Consumer credit climbed £1.2bn in the month, the Bank of England said, in the second month of the government and Bank of England’s plan to boost lending.
Analysts said the rise added to the case suggesting the underlying economy was finally recovering from years stuck in the doldrums.
“This might be a reflection of improved underlying health in the economy,” said Ross Walker at RBS, but Walker went on to warn that the overall lending situation was “anaemic” despite the “signs of improvement.”
September also saw a £0.5bn rise in mortgage lending, the Bank said, as rates on new secured loans slid from 3.84 per cent on average in August to 3.77 per cent in September.

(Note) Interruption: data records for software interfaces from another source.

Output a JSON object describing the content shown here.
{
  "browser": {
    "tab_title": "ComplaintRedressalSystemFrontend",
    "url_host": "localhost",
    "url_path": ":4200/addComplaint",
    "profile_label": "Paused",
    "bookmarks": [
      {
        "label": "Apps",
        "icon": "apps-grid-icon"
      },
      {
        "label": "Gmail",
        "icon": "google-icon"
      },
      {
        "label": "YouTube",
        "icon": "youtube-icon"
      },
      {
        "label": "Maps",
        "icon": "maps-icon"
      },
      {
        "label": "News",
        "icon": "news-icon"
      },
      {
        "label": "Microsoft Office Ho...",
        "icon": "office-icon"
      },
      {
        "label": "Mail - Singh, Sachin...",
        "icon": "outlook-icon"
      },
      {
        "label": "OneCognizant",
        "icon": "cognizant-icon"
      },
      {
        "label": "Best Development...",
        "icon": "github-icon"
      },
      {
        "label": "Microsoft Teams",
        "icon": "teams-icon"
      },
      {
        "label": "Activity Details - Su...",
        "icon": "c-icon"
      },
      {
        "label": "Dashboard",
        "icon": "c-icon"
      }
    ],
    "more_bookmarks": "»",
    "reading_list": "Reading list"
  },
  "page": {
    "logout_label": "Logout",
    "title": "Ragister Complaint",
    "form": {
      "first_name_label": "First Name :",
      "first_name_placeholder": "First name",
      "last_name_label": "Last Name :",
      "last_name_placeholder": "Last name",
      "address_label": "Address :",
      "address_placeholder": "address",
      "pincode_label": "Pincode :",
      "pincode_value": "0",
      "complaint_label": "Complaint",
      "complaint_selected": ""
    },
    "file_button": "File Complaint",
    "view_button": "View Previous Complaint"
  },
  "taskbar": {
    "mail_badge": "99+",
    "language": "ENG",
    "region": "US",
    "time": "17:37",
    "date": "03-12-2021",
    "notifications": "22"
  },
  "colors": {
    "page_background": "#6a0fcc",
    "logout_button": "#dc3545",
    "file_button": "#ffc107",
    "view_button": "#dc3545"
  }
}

LSL Property Services boss David Newnes called the mortgage market “buoyant”, but said the improvements were not enough. He cited low loan-to-value ratios on available loans, as well as strict capital adequacy requirements as major restrictions on the market’s health.
Rates on new unsecured loans plunged from 7.11 per cent on average to 6.72 per cent on average in the same period. However savers were hit by the falling interest rates, with average returns on new time deposits slashed from 3.01 per cent in August to 2.75 per cent in September.
The business lending data painted a more sombre picture of the market. Lending drooped £0.9bn during September, the data showed, driving the total 3.1 per cent below where it was a year ago.